Items listed in a dataset
Start of Block
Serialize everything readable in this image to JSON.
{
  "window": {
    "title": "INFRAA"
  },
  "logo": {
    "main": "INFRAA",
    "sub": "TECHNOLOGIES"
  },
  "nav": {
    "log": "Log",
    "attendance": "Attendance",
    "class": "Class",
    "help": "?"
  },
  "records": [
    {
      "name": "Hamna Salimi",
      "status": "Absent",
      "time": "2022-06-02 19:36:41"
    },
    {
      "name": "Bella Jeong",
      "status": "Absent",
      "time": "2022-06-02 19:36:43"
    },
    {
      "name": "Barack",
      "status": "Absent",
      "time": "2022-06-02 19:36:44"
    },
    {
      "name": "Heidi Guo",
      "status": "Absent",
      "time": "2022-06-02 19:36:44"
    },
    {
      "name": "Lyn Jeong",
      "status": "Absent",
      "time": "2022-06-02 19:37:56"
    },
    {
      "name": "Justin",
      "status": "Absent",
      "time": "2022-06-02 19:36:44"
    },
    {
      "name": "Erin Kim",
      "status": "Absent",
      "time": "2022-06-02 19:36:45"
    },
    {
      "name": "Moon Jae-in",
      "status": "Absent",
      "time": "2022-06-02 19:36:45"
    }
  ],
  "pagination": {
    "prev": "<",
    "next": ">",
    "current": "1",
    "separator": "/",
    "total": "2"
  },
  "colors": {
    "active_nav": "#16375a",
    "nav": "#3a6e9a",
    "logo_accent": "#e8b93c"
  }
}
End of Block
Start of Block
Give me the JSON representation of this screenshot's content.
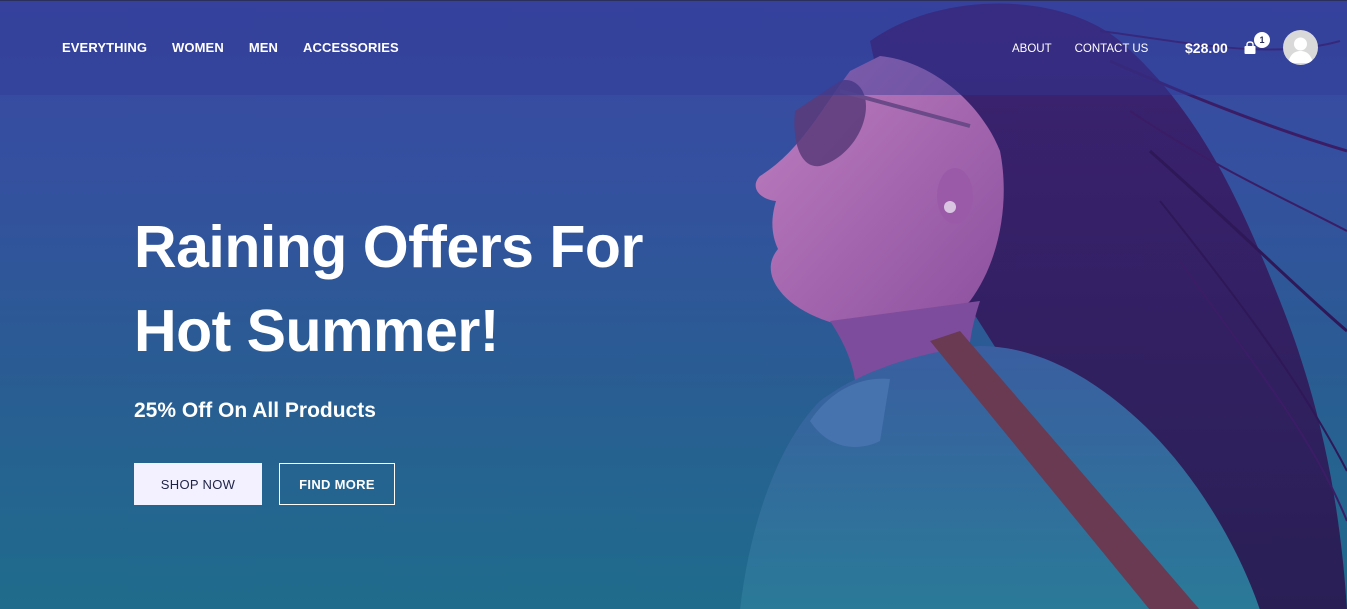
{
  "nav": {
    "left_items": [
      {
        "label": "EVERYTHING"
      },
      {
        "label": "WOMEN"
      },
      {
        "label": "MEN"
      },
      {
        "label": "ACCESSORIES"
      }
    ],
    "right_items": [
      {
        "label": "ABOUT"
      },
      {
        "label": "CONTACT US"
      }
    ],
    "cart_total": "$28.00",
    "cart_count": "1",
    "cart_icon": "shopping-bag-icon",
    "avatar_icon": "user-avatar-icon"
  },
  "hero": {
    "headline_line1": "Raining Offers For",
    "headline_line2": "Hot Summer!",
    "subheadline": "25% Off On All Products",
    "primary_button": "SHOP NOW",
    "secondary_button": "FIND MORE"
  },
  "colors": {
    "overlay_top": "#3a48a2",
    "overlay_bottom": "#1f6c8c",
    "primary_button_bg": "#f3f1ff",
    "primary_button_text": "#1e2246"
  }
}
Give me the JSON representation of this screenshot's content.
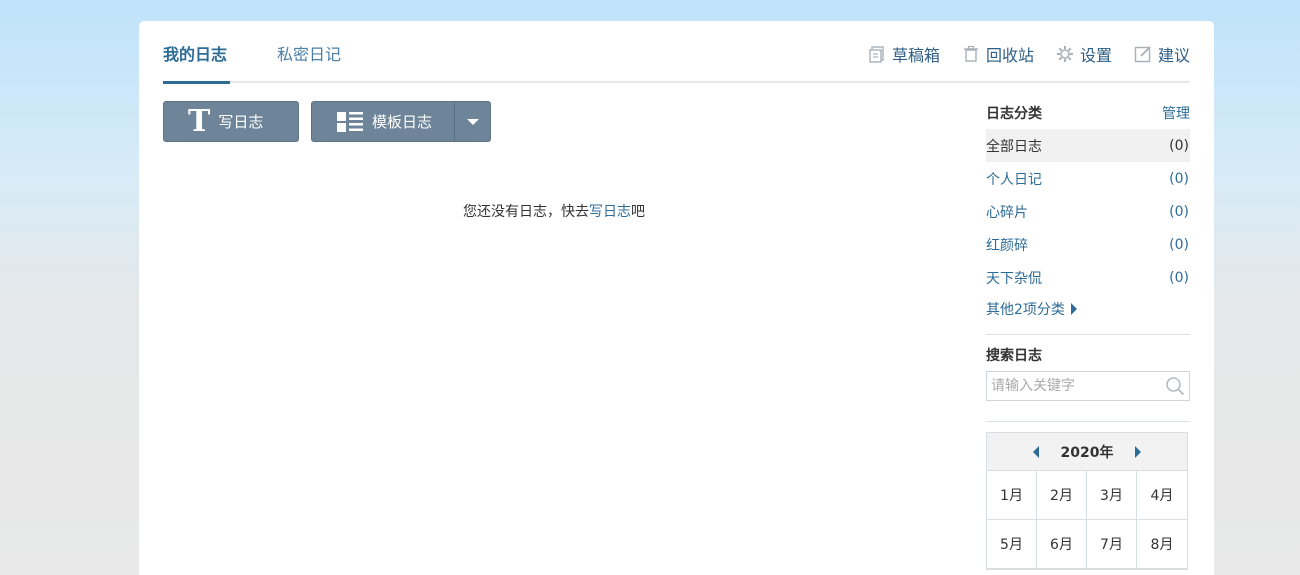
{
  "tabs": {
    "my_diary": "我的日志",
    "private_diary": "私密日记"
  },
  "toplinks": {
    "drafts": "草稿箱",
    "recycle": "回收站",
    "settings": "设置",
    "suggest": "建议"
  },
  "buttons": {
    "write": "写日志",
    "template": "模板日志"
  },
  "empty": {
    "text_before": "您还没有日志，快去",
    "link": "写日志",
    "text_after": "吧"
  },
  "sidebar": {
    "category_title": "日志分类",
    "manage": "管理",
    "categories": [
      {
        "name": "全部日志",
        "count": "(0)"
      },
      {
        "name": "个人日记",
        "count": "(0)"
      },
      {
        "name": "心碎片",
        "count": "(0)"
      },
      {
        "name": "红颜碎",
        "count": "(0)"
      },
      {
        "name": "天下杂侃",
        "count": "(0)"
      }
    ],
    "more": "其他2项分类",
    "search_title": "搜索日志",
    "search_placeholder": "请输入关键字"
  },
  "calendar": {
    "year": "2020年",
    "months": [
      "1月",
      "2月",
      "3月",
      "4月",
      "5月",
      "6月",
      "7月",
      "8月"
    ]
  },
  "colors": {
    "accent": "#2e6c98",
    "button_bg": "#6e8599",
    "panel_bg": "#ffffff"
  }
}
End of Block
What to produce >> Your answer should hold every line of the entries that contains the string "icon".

Solution >>
    "cart_icon": "shopping-bag-icon",
    "avatar_icon": "user-avatar-icon"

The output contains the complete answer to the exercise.